Workers at Ventra Auto Parts Plant in Evart Threatening to Strike

Ventraworkers1Workers at the Ventra Auto Parts Plant in Evart aren’t happy with recent contract negotiations and say they may go on strike if they’re not offered another contract.

Ventra makes plastic moldings and other components for the Big Three car companies and Tesla. The workers contract is set to expire Friday. They held a rally calling for a new contract on Wednesday.

“I just want to support my husband. He supports our whole family, we have seven kids. So, I just want to come out and support him,” Elizabeth Kuhn, the wife of a worker at the plant says.

Ventra workers and their families gathered this afternoon to call for a new contract. They say the one proposed to them was a slap in the face. Workers say all they want is a living wage.

On Monday, workers overwhelmingly rejected the proposed contract citing inadequate pay due to rising inflation. One of the workers at the plant speaking anonymously says they are talking about holding a strike vote as their current contract ends Friday, July 1.

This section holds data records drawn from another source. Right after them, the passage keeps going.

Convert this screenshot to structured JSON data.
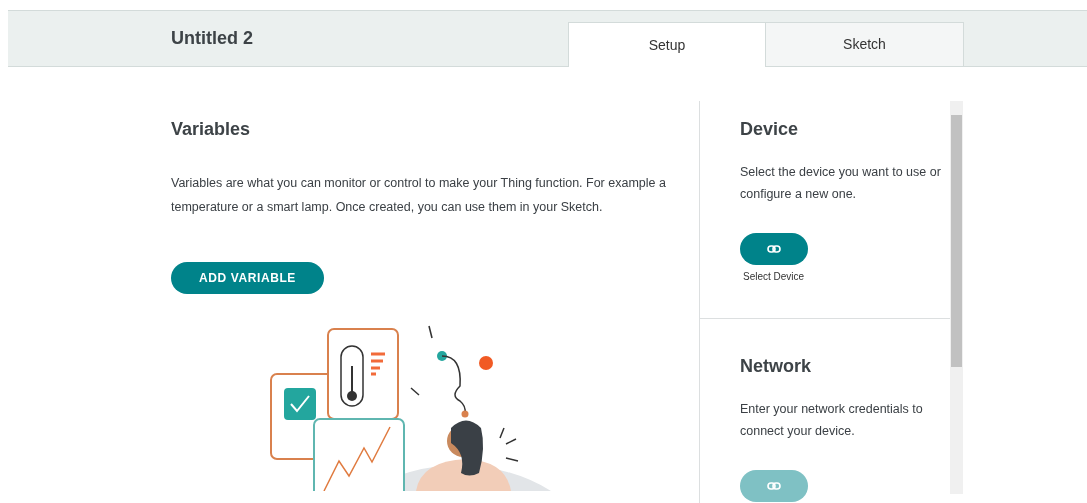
{
  "header": {
    "title": "Untitled 2"
  },
  "tabs": [
    {
      "label": "Setup",
      "selected": true
    },
    {
      "label": "Sketch",
      "selected": false
    }
  ],
  "variables": {
    "title": "Variables",
    "description": "Variables are what you can monitor or control to make your Thing function. For example a temperature or a smart lamp. Once created, you can use them in your Sketch.",
    "button": "ADD VARIABLE"
  },
  "sections": [
    {
      "title": "Device",
      "description": "Select the device you want to use or configure a new one.",
      "disabled": false,
      "caption": "Select Device"
    },
    {
      "title": "Network",
      "description": "Enter your network credentials to connect your device.",
      "disabled": true
    }
  ]
}
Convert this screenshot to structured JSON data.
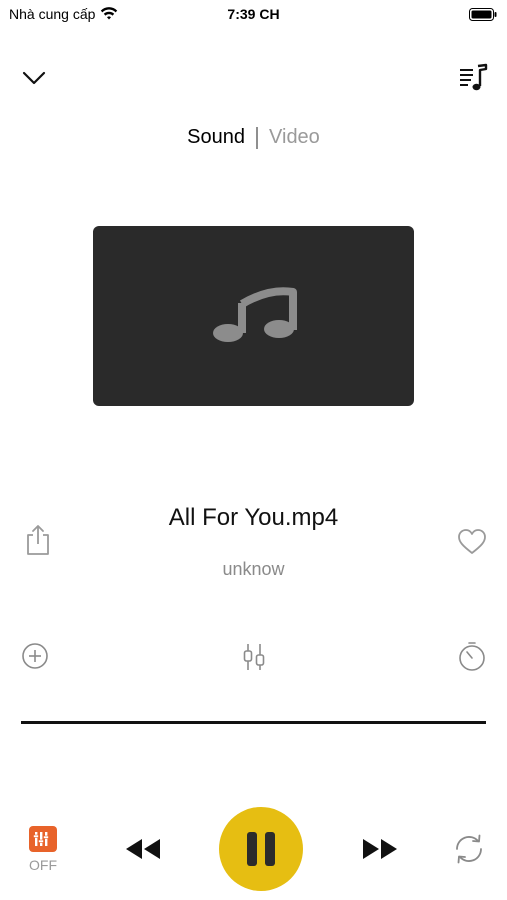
{
  "status_bar": {
    "carrier": "Nhà cung cấp",
    "time": "7:39 CH",
    "wifi_icon": "wifi-icon",
    "battery_icon": "battery-icon"
  },
  "header": {
    "collapse_icon": "chevron-down-icon",
    "playlist_icon": "playlist-icon"
  },
  "segment": {
    "tabs": [
      {
        "label": "Sound",
        "selected": true
      },
      {
        "label": "Video",
        "selected": false
      }
    ]
  },
  "artwork": {
    "icon": "music-note-icon"
  },
  "track": {
    "title": "All For You.mp4",
    "artist": "unknow"
  },
  "actions": {
    "share_icon": "share-icon",
    "favorite_icon": "heart-icon",
    "add_icon": "add-circle-icon",
    "equalizer_icon": "equalizer-icon",
    "timer_icon": "timer-icon"
  },
  "controls": {
    "volume_boost_label": "OFF",
    "rewind_icon": "rewind-icon",
    "pause_icon": "pause-icon",
    "fast_forward_icon": "fast-forward-icon",
    "repeat_icon": "repeat-icon",
    "play_button_color": "#e6be12",
    "volume_boost_color": "#e8632a"
  }
}
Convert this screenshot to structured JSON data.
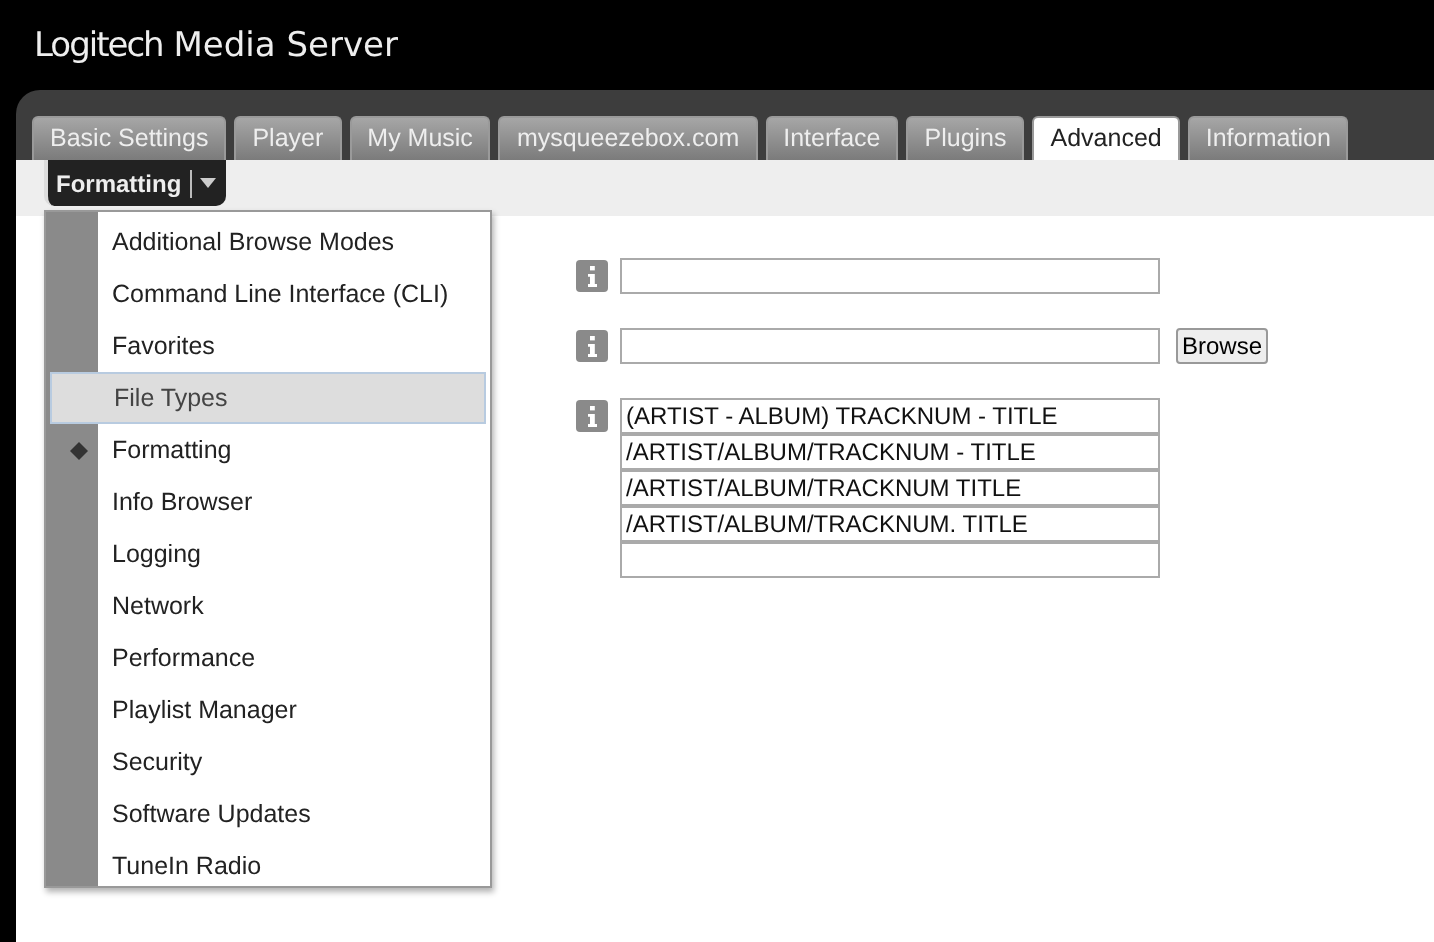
{
  "header": {
    "brand": "Logitech",
    "title": "Media Server"
  },
  "tabs": [
    {
      "label": "Basic Settings",
      "selected": false
    },
    {
      "label": "Player",
      "selected": false
    },
    {
      "label": "My Music",
      "selected": false
    },
    {
      "label": "mysqueezebox.com",
      "selected": false
    },
    {
      "label": "Interface",
      "selected": false
    },
    {
      "label": "Plugins",
      "selected": false
    },
    {
      "label": "Advanced",
      "selected": true
    },
    {
      "label": "Information",
      "selected": false
    }
  ],
  "section_dropdown": {
    "label": "Formatting"
  },
  "dropdown_menu": {
    "items": [
      {
        "label": "Additional Browse Modes",
        "checked": false,
        "highlighted": false
      },
      {
        "label": "Command Line Interface (CLI)",
        "checked": false,
        "highlighted": false
      },
      {
        "label": "Favorites",
        "checked": false,
        "highlighted": false
      },
      {
        "label": "File Types",
        "checked": false,
        "highlighted": true
      },
      {
        "label": "Formatting",
        "checked": true,
        "highlighted": false
      },
      {
        "label": "Info Browser",
        "checked": false,
        "highlighted": false
      },
      {
        "label": "Logging",
        "checked": false,
        "highlighted": false
      },
      {
        "label": "Network",
        "checked": false,
        "highlighted": false
      },
      {
        "label": "Performance",
        "checked": false,
        "highlighted": false
      },
      {
        "label": "Playlist Manager",
        "checked": false,
        "highlighted": false
      },
      {
        "label": "Security",
        "checked": false,
        "highlighted": false
      },
      {
        "label": "Software Updates",
        "checked": false,
        "highlighted": false
      },
      {
        "label": "TuneIn Radio",
        "checked": false,
        "highlighted": false
      }
    ]
  },
  "settings": [
    {
      "kind": "text"
    },
    {
      "kind": "browse",
      "button": "Browse"
    },
    {
      "kind": "list",
      "values": [
        "(ARTIST - ALBUM) TRACKNUM - TITLE",
        "/ARTIST/ALBUM/TRACKNUM - TITLE",
        "/ARTIST/ALBUM/TRACKNUM TITLE",
        "/ARTIST/ALBUM/TRACKNUM. TITLE"
      ],
      "blank_row": true
    }
  ]
}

“We have to be working under a contract and as long as both parties are willing to meet at the table we will continue to work. It’s when, say one party says we’re going to stop, that’s when a strike or a lockout could happen,” the worker says.

They say the are planning on holding a strike vote in the coming weeks.

During a UAW meeting last week, a grainy video shows a worker criticizing the proposed contract having the microphone turned off by union officials.

“Obviously the biggest issue would be a livable wage, but another is we’re a union and our management is following the contract the way they are supposed to. But they are able to walk over us in a way they should not be able to,” they admit.

In the new contract workers would have higher health insurance costs by nearly 200% and wages would have gradually increased just $2.50 over the next five years. According to workers atVentraworkers2 the plant, the lowest paid employee lost a little over 10% of their wages this past contract due to the rising prices. Now they say they want to get it right.

“And that $2.50 we were offered over the next five years. It just covers for the inflation that we missed out on in the last five years. Which means we’re going to continue to lose money,” they explain.

So, workers are calling for the new contract to include a $10 an hour pay increase in addition to cost-of-living raises to make up for inflation. They are also calling for no forced overtime, better benefits and more.

“It’s sad to see that they can remove jobs out from under us, and then shove those responsibilities onto the ones who are still there, and we don’t get more pay out of it,” they say.

We reached out to the UAW and Ventra for a comment, but have yet to hear back.

“It is about making the community better, but also making our workplace better for the next people who are going to come into it,” the worker says.